Task requirements
Return all the lines below, exactly as they read.

Data for the task
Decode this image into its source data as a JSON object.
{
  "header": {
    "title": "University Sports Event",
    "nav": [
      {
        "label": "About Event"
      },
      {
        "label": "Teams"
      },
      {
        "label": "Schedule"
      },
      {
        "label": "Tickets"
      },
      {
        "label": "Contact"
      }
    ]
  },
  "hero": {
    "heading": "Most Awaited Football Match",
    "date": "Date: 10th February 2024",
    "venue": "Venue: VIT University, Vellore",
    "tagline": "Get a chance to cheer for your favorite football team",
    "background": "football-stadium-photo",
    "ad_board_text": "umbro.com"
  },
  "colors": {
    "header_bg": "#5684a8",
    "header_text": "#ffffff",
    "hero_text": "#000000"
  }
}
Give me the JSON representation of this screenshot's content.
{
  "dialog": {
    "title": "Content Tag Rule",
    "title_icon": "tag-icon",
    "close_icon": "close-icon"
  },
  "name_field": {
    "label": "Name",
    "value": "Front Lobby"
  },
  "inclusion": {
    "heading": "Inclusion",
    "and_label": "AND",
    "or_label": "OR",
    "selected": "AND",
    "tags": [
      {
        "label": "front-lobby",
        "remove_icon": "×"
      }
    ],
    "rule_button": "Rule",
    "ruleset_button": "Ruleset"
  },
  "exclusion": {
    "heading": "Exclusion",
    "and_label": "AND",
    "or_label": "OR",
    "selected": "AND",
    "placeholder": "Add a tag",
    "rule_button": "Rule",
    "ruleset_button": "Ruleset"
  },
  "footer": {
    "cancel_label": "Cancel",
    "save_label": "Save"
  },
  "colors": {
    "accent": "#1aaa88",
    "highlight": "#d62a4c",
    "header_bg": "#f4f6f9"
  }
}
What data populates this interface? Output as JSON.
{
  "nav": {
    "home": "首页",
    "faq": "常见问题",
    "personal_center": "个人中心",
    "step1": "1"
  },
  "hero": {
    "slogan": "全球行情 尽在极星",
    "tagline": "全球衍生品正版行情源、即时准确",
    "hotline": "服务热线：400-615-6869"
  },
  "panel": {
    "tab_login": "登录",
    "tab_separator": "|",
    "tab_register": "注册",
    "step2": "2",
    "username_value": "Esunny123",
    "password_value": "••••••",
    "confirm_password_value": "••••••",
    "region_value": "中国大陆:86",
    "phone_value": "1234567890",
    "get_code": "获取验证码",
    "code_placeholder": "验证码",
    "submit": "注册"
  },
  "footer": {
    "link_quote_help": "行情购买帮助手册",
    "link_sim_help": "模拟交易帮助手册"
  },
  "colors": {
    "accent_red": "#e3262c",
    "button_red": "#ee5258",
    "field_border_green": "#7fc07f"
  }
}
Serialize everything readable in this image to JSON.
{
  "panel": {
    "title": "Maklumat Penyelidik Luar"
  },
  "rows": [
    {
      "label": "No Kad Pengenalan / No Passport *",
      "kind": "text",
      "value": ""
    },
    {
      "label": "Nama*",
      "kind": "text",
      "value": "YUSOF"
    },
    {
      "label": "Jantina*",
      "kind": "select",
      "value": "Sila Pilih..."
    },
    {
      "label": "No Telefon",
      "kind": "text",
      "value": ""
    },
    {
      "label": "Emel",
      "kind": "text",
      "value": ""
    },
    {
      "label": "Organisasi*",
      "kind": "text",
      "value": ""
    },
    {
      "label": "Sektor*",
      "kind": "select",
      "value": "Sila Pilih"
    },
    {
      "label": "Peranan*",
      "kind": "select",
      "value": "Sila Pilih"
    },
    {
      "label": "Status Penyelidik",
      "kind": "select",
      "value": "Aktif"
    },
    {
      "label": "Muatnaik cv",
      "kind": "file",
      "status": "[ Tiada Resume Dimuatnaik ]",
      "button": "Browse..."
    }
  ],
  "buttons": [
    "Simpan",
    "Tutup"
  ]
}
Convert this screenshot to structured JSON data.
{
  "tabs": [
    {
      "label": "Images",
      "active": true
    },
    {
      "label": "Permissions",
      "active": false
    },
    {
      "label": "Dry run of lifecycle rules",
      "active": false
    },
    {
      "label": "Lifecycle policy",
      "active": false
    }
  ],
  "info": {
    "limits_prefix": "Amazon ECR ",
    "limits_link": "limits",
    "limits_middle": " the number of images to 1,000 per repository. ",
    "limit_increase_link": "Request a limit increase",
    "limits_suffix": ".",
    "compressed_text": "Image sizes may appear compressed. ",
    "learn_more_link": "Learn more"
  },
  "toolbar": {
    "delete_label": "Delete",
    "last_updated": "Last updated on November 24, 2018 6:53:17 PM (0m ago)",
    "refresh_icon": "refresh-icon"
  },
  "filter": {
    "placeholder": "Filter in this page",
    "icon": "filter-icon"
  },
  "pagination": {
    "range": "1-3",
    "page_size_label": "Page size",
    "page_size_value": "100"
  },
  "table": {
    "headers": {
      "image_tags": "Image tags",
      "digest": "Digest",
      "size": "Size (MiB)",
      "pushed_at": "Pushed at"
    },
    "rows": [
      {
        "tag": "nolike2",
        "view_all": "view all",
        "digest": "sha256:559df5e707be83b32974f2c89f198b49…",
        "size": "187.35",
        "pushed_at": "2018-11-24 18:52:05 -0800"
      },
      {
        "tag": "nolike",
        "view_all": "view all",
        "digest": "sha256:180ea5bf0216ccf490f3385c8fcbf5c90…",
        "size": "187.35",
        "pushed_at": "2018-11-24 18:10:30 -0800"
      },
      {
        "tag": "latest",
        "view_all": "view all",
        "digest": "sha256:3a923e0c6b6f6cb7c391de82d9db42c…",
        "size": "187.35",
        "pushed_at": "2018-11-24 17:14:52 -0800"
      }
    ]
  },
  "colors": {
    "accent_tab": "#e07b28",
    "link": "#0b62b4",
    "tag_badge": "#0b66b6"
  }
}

Task response
Decode this image into its source data as a JSON object.
{
  "header": {
    "title": "University Sports Event",
    "nav": [
      {
        "label": "About Event"
      },
      {
        "label": "Teams"
      },
      {
        "label": "Schedule"
      },
      {
        "label": "Tickets"
      },
      {
        "label": "Contact"
      }
    ]
  },
  "hero": {
    "heading": "Most Awaited Football Match",
    "date": "Date: 10th February 2024",
    "venue": "Venue: VIT University, Vellore",
    "tagline": "Get a chance to cheer for your favorite football team",
    "background": "football-stadium-photo",
    "ad_board_text": "umbro.com"
  },
  "colors": {
    "header_bg": "#5684a8",
    "header_text": "#ffffff",
    "hero_text": "#000000"
  }
}
Give me the JSON representation of this screenshot's content.
{
  "dialog": {
    "title": "Content Tag Rule",
    "title_icon": "tag-icon",
    "close_icon": "close-icon"
  },
  "name_field": {
    "label": "Name",
    "value": "Front Lobby"
  },
  "inclusion": {
    "heading": "Inclusion",
    "and_label": "AND",
    "or_label": "OR",
    "selected": "AND",
    "tags": [
      {
        "label": "front-lobby",
        "remove_icon": "×"
      }
    ],
    "rule_button": "Rule",
    "ruleset_button": "Ruleset"
  },
  "exclusion": {
    "heading": "Exclusion",
    "and_label": "AND",
    "or_label": "OR",
    "selected": "AND",
    "placeholder": "Add a tag",
    "rule_button": "Rule",
    "ruleset_button": "Ruleset"
  },
  "footer": {
    "cancel_label": "Cancel",
    "save_label": "Save"
  },
  "colors": {
    "accent": "#1aaa88",
    "highlight": "#d62a4c",
    "header_bg": "#f4f6f9"
  }
}
What data populates this interface? Output as JSON.
{
  "nav": {
    "home": "首页",
    "faq": "常见问题",
    "personal_center": "个人中心",
    "step1": "1"
  },
  "hero": {
    "slogan": "全球行情 尽在极星",
    "tagline": "全球衍生品正版行情源、即时准确",
    "hotline": "服务热线：400-615-6869"
  },
  "panel": {
    "tab_login": "登录",
    "tab_separator": "|",
    "tab_register": "注册",
    "step2": "2",
    "username_value": "Esunny123",
    "password_value": "••••••",
    "confirm_password_value": "••••••",
    "region_value": "中国大陆:86",
    "phone_value": "1234567890",
    "get_code": "获取验证码",
    "code_placeholder": "验证码",
    "submit": "注册"
  },
  "footer": {
    "link_quote_help": "行情购买帮助手册",
    "link_sim_help": "模拟交易帮助手册"
  },
  "colors": {
    "accent_red": "#e3262c",
    "button_red": "#ee5258",
    "field_border_green": "#7fc07f"
  }
}
Serialize everything readable in this image to JSON.
{
  "panel": {
    "title": "Maklumat Penyelidik Luar"
  },
  "rows": [
    {
      "label": "No Kad Pengenalan / No Passport *",
      "kind": "text",
      "value": ""
    },
    {
      "label": "Nama*",
      "kind": "text",
      "value": "YUSOF"
    },
    {
      "label": "Jantina*",
      "kind": "select",
      "value": "Sila Pilih..."
    },
    {
      "label": "No Telefon",
      "kind": "text",
      "value": ""
    },
    {
      "label": "Emel",
      "kind": "text",
      "value": ""
    },
    {
      "label": "Organisasi*",
      "kind": "text",
      "value": ""
    },
    {
      "label": "Sektor*",
      "kind": "select",
      "value": "Sila Pilih"
    },
    {
      "label": "Peranan*",
      "kind": "select",
      "value": "Sila Pilih"
    },
    {
      "label": "Status Penyelidik",
      "kind": "select",
      "value": "Aktif"
    },
    {
      "label": "Muatnaik cv",
      "kind": "file",
      "status": "[ Tiada Resume Dimuatnaik ]",
      "button": "Browse..."
    }
  ],
  "buttons": [
    "Simpan",
    "Tutup"
  ]
}
Convert this screenshot to structured JSON data.
{
  "tabs": [
    {
      "label": "Images",
      "active": true
    },
    {
      "label": "Permissions",
      "active": false
    },
    {
      "label": "Dry run of lifecycle rules",
      "active": false
    },
    {
      "label": "Lifecycle policy",
      "active": false
    }
  ],
  "info": {
    "limits_prefix": "Amazon ECR ",
    "limits_link": "limits",
    "limits_middle": " the number of images to 1,000 per repository. ",
    "limit_increase_link": "Request a limit increase",
    "limits_suffix": ".",
    "compressed_text": "Image sizes may appear compressed. ",
    "learn_more_link": "Learn more"
  },
  "toolbar": {
    "delete_label": "Delete",
    "last_updated": "Last updated on November 24, 2018 6:53:17 PM (0m ago)",
    "refresh_icon": "refresh-icon"
  },
  "filter": {
    "placeholder": "Filter in this page",
    "icon": "filter-icon"
  },
  "pagination": {
    "range": "1-3",
    "page_size_label": "Page size",
    "page_size_value": "100"
  },
  "table": {
    "headers": {
      "image_tags": "Image tags",
      "digest": "Digest",
      "size": "Size (MiB)",
      "pushed_at": "Pushed at"
    },
    "rows": [
      {
        "tag": "nolike2",
        "view_all": "view all",
        "digest": "sha256:559df5e707be83b32974f2c89f198b49…",
        "size": "187.35",
        "pushed_at": "2018-11-24 18:52:05 -0800"
      },
      {
        "tag": "nolike",
        "view_all": "view all",
        "digest": "sha256:180ea5bf0216ccf490f3385c8fcbf5c90…",
        "size": "187.35",
        "pushed_at": "2018-11-24 18:10:30 -0800"
      },
      {
        "tag": "latest",
        "view_all": "view all",
        "digest": "sha256:3a923e0c6b6f6cb7c391de82d9db42c…",
        "size": "187.35",
        "pushed_at": "2018-11-24 17:14:52 -0800"
      }
    ]
  },
  "colors": {
    "accent_tab": "#e07b28",
    "link": "#0b62b4",
    "tag_badge": "#0b66b6"
  }
}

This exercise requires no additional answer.